Humans move. It’s what we do.
We move to eat, to play, to work. We even move to express emotions and
communicate thoughts. And if you’ve ever suffered a physical injury, you
know how difficult it can be to navigate when your mobility is challenged.
This is one of the struggles of getting older ; experiencing increasing
limitations to our ability to move. Yet, optimal mobility needs to be a focus
as we age.
What Is Optimal Mobility?
There’s no denying that aging reduces mobility. Once simple actions such
as carrying grocery bags, getting up from a chair or bed, or even walking
across a room become more challenging. As mobility begins to decrease,
so too does the ability to remain independent.

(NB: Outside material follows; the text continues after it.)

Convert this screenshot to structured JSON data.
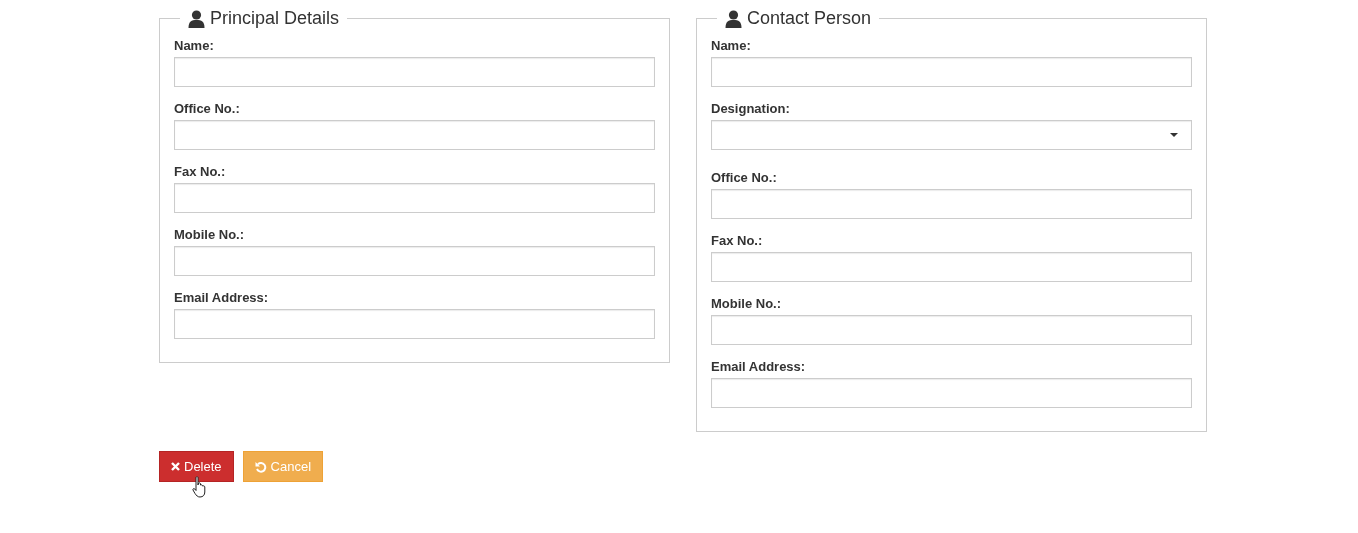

Optimal mobility is defined as the relative ease and freedom of movement
one experiences. And maintaining it is fundamental to aging and
maintaining independence. This is where there’s something of a catch-22.
Good joint health is essential for optimal mobility. Yet our priorities change
as we age and many older people stop participating in physical activities. In
doing so, they lose the strength that’s essential to keeping a healthy range
of motion in their joints. As range of motion in the joint decreases, pain
increases. With pain, the desire to move lessens. And it goes on and on.
Quality of Movement Decreases As We Age
This is just the reality.
And wanting to move can be harder (much harder sometimes) as we age
because it hurts. The less active we are, however, the more our muscles
tighten. Flexibility goes out the window, range of motion becomes limited,
and injuries are more likely to occur. Especially for older people who are
attempting to exercise and move as they did when they were younger.
Functional limitations are becoming increasingly impactful among senior
citizens. From the age of 25 to the age of 80, muscle strength can
decrease by as much as 50%. In addition, the slowing of brain processing,
nerve signaling, and muscle contraction makes it more difficult to react
rapidly and do two things at once.
Aging also impairs one’s ability to produce muscle force with steadiness.
This means it becomes difficult to move the limbs smoothly and accurately,
thereby challenging postural stability and balance in order to avoid falls and
move more effectively.
It’s not all doom and gloom though. The good news is, optimal mobility is
improved through continued movement and exercise.
Regular Exercise Is Key for Mobility
You’ve heard the saying that you can’t teach an old dog new tricks. But
that’s a fatalistic viewpoint when it comes to movement as we age.
An impressive body of research shows that older folks are capable of
substantial plasticity (which is the ability to change) to their joints and
muscles in response to exercise. This is particularly the case when using
interventions that aim to increase muscle strength for the express purpose
of maintaining mobility.
There is a wealth of mobility training exercises . These include stretching,
mobility drills, and foam rolling. In addition, a regular walking regimen is key
in maintaining mobility. There is also a multitude of low-impact exercises
that go the distance in building strength such as cycling, rowing, and
Resistance training is also key. Barre and Pilates as well as gentle yoga
are amazing options for older adults. And stretching to increase flexibility is
also hugely beneficial in increasing range of motion around the joint.
Controlled dynamic stretching tends to be a better option than static or
ballistic stretching in this case.
It’s important to note that mobility and flexibility are not the same
thing. They are related though. Mobility is the ability to move a joint while
flexibility is the ability of the muscle that moves the body part to stretch. In order to execute a full range of motion in the joint, you need flexibility in the muscle.
So if you want to continue to sip from the fountain of youth, keep on
See How Pilates Can Improve Your Mobility
It’s clear that optimal mobility corrects muscular imbalances, improves
posture, provides better range of motion, prevents injuries, and just allows
for more efficient movement in everyday movements.
Partaking in daily physical activity is one of the best ways to maintain it.
So if you’re ready to see how Pilates can help support the health of your
joints, bones, and muscles as you age, contact us today. We’ll keep you
safely moving so you can stay mobile.